## INSTRUCTIONS FOR THE TASK:
Each record should be written out exactly as given.

## THE DATA:
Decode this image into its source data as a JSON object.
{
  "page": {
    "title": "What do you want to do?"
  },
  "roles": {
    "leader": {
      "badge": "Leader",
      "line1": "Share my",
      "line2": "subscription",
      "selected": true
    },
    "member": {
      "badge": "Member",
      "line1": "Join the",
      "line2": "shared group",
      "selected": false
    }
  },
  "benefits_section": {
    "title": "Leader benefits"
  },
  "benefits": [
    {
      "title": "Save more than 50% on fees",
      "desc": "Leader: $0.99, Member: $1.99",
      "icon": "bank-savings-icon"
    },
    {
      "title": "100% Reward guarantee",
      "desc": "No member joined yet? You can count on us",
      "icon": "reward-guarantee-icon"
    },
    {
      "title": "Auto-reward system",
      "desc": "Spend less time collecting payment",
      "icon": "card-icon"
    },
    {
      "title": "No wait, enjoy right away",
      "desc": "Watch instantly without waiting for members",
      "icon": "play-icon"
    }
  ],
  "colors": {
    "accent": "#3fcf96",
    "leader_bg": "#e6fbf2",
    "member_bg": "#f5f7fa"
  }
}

## SOLUTION FOR THIS PROBLEM:
Decode this image into its source data as a JSON object.
{
  "page": {
    "title": "What do you want to do?"
  },
  "roles": {
    "leader": {
      "badge": "Leader",
      "line1": "Share my",
      "line2": "subscription",
      "selected": true
    },
    "member": {
      "badge": "Member",
      "line1": "Join the",
      "line2": "shared group",
      "selected": false
    }
  },
  "benefits_section": {
    "title": "Leader benefits"
  },
  "benefits": [
    {
      "title": "Save more than 50% on fees",
      "desc": "Leader: $0.99, Member: $1.99",
      "icon": "bank-savings-icon"
    },
    {
      "title": "100% Reward guarantee",
      "desc": "No member joined yet? You can count on us",
      "icon": "reward-guarantee-icon"
    },
    {
      "title": "Auto-reward system",
      "desc": "Spend less time collecting payment",
      "icon": "card-icon"
    },
    {
      "title": "No wait, enjoy right away",
      "desc": "Watch instantly without waiting for members",
      "icon": "play-icon"
    }
  ],
  "colors": {
    "accent": "#3fcf96",
    "leader_bg": "#e6fbf2",
    "member_bg": "#f5f7fa"
  }
}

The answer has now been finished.